JavaScript: JavaScript is a programming language that allows you to create interactions on a web page. You can do this with "vanilla JS" or use a library or framework like Vue.js which has abstracted (hidden) away the complexities of dealing with these interactions and gives you a simpler way to handle them through their own syntax.


Progressive Web App: A Progressive web application is one which leverages the web API to give websites access to your mobile device. Basically, it is an "app" that is built in web technologies (HTML, CSS, JS) that runs on your phone, and even gets its own application icon to display on the home page. You can also make use of libraries for specific frameworks that abstract these things away for you (hides the complexity) and makes it easier to develop.


Relational Database Management System: Put simply, this is a program that allows you to store data in a relational fashion. Well, what the heck does that mean? In databases, we store data in tables, which are made up of columns and rows. Rows hold specific pieces of information, like a record containing a person's name, address, phone number etc. The column dictates what the label is for that field, marking a piece of information as a phone number or address for example. RDBMS's are programs like MySQL, Postgres, or Oracle DB (database). Think of this as a systematic way of organizing data, which is then accessed by SQL.

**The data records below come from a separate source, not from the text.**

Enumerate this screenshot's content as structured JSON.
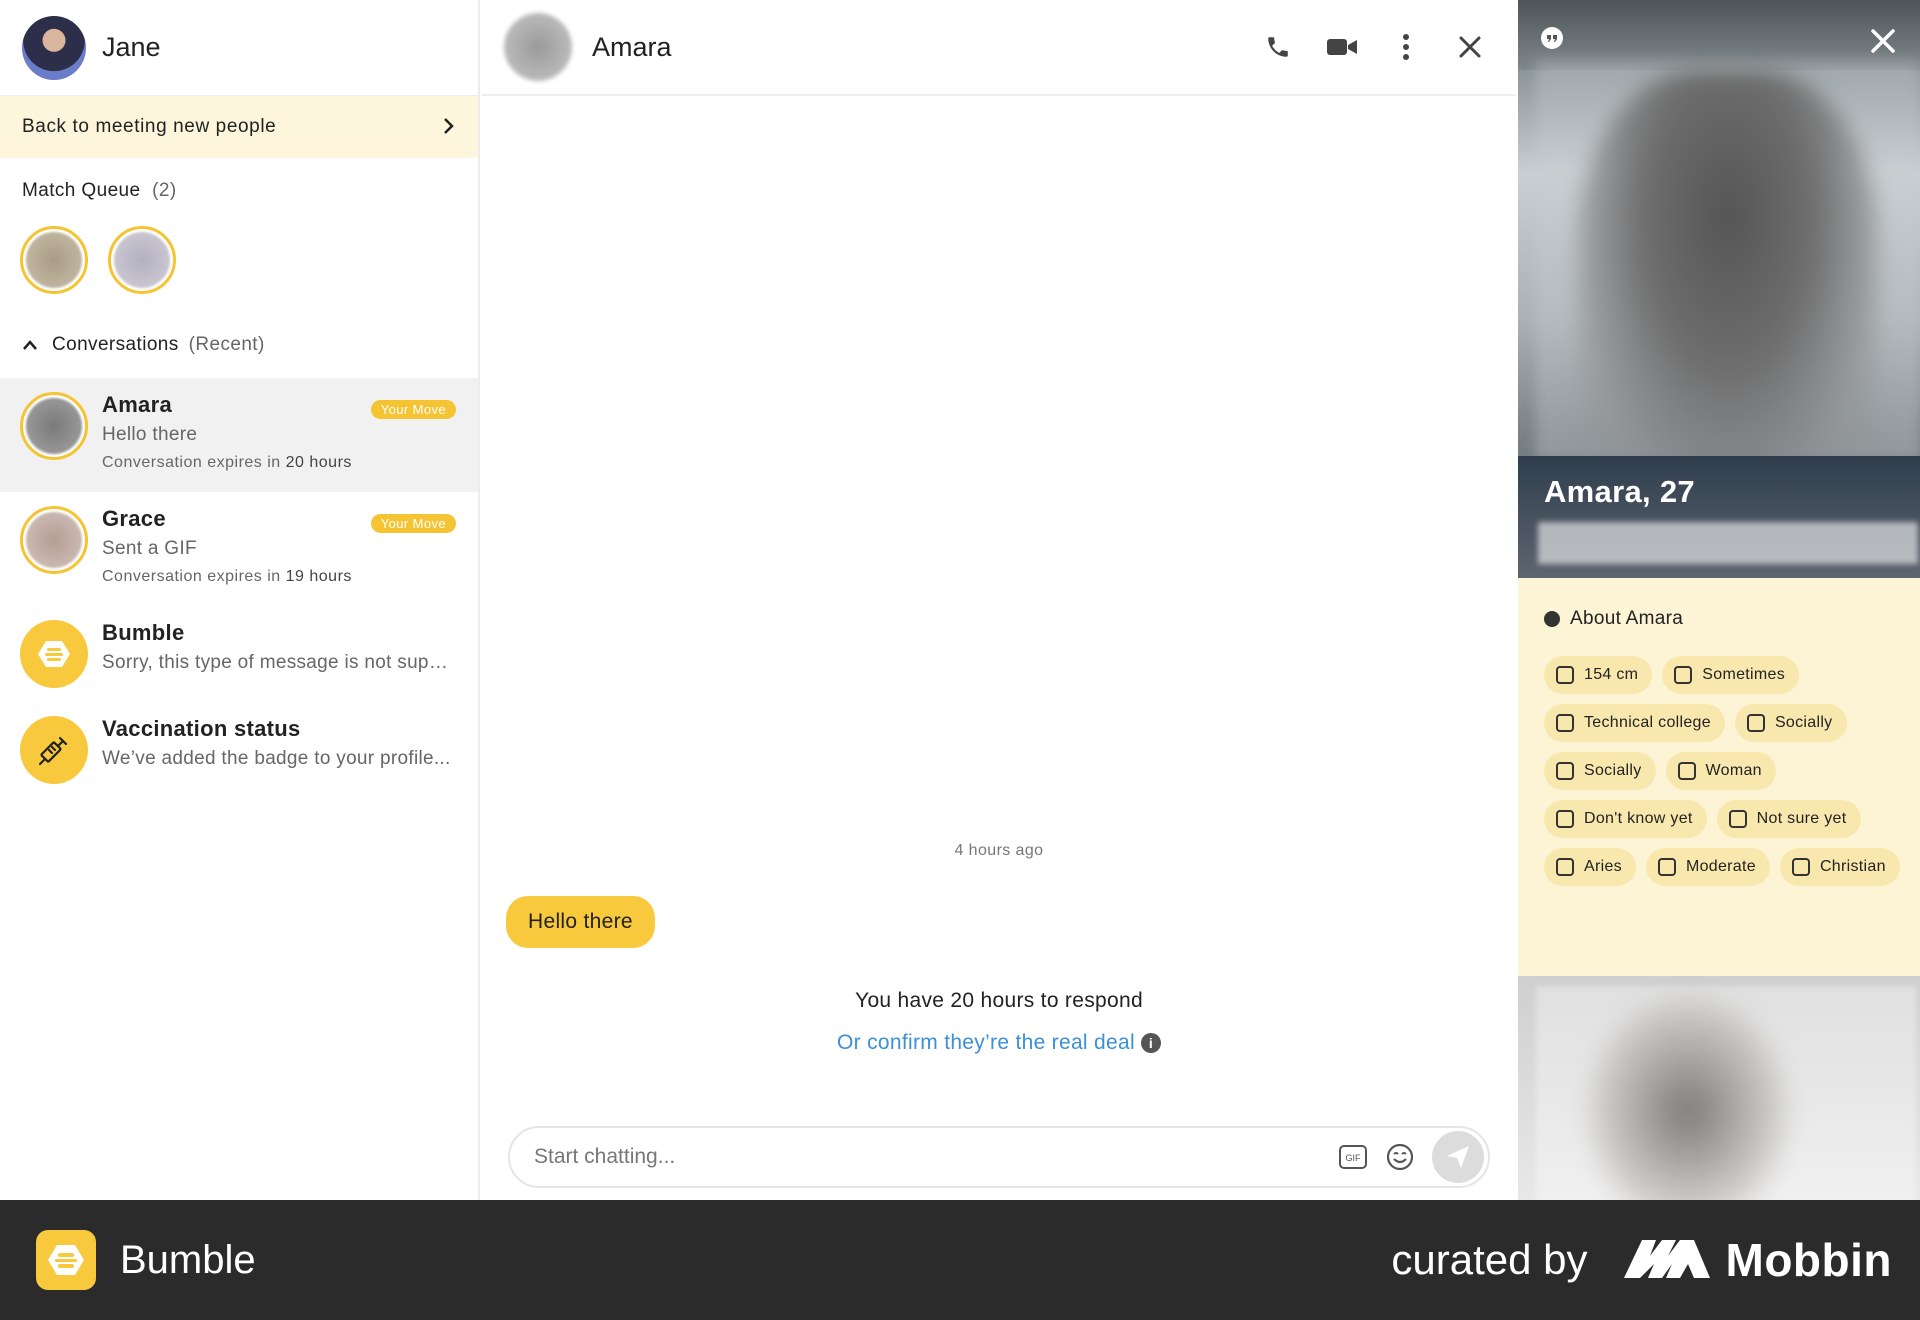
{
  "user": {
    "name": "Jane"
  },
  "sidebar": {
    "back_banner": "Back to meeting new people",
    "match_queue": {
      "title": "Match Queue",
      "count": "(2)"
    },
    "conversations": {
      "title": "Conversations",
      "sub": "(Recent)",
      "items": [
        {
          "name": "Amara",
          "message": "Hello there",
          "expires_prefix": "Conversation expires in ",
          "expires_value": "20 hours",
          "badge": "Your Move"
        },
        {
          "name": "Grace",
          "message": "Sent a GIF",
          "expires_prefix": "Conversation expires in ",
          "expires_value": "19 hours",
          "badge": "Your Move"
        },
        {
          "name": "Bumble",
          "message": "Sorry, this type of message is not supp..."
        },
        {
          "name": "Vaccination status",
          "message": "We’ve added the badge to your profile..."
        }
      ]
    }
  },
  "chat": {
    "name": "Amara",
    "timestamp": "4 hours ago",
    "message": "Hello there",
    "respond_note": "You have 20 hours to respond",
    "confirm_link": "Or confirm they’re the real deal",
    "input_placeholder": "Start chatting..."
  },
  "profile": {
    "name_age": "Amara, 27",
    "about_title": "About Amara",
    "chips": [
      {
        "icon": "ruler-icon",
        "label": "154 cm"
      },
      {
        "icon": "dumbbell-icon",
        "label": "Sometimes"
      },
      {
        "icon": "graduation-cap-icon",
        "label": "Technical college"
      },
      {
        "icon": "glass-icon",
        "label": "Socially"
      },
      {
        "icon": "smoking-icon",
        "label": "Socially"
      },
      {
        "icon": "woman-icon",
        "label": "Woman"
      },
      {
        "icon": "search-icon",
        "label": "Don't know yet"
      },
      {
        "icon": "baby-bottle-icon",
        "label": "Not sure yet"
      },
      {
        "icon": "zodiac-icon",
        "label": "Aries"
      },
      {
        "icon": "government-icon",
        "label": "Moderate"
      },
      {
        "icon": "praying-hands-icon",
        "label": "Christian"
      }
    ]
  },
  "footer": {
    "brand": "Bumble",
    "curated": "curated by",
    "mobbin": "Mobbin"
  },
  "colors": {
    "accent": "#f8c93c",
    "link": "#3d8fd8",
    "banner": "#fdf6dc",
    "panel": "#fdf4d6",
    "footer": "#2b2b2b"
  }
}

It can be pronounced a few ways (See-qwell, or ess-q-el) but whichever way you say it, it stands for structured query language. SQL is the de-facto standard
when it comes to getting data in and out of relational database management systems or RDBMS. MySQL, Postgres, Oracle, and Microsoft SQL Server (to name a few) all use this to
bring in data and get data out. SQL is a DSL (domain specific language) designed to manage the data held in these systems. I'll cover these terms in a bit, but they are all related in
on shape or another.


Software Development Lifecycle: SDLC is the process used in many organizations to create software, including requirements gathering, the coding, testing and deployment of software.
This is a very vague term, with interpretations varying per organization. The main steps are planning, requirements gathering, design and prototyping, software development, testing, deployment and maintenance.


XSS: Cross Site Scripting. Cross site scripting is a security vulnerability where your application accepts and does not sanitize user input, and allows that user to run their code on your site. If your application takes untrusted user input and displays it some place on your site, it most likely will cause damage to your application. To work around this, you need to sanitize user input, and most front end frameworks have built in modules or third party plugins which can help with that.


These are just a few of the many tech acronyms, buzzwords, and jargon that you will find as a software developer. Don't get discouraged! These are all shorthands for things you will most likely use on a day to day basis, and after understanding what they are, you won't fret the next time you see them. I may expand on this post in the future to give specific examples on things such as the SOLID principles, or compare SQL vs NoSQL databases, but for now, this is a small glimpse of what you will see in the real world.

Don't loose heart. These buzzwords and shorthands are confusing at first, but once you see them, and understand what they are, it is more than likely you won't have to spend a lot of mental energy deciphering them again.

Cover Photo by Matthew Kerslake on Unsplash

Top comments (2)

jmcp profile image
James McPherson

Another really useful acronym is SOLID

halpincodes profile image
Mark Halpin

Yes, that one was on my list, but didn't make the cut due to time! I am thinking about making another post of the ones I left off.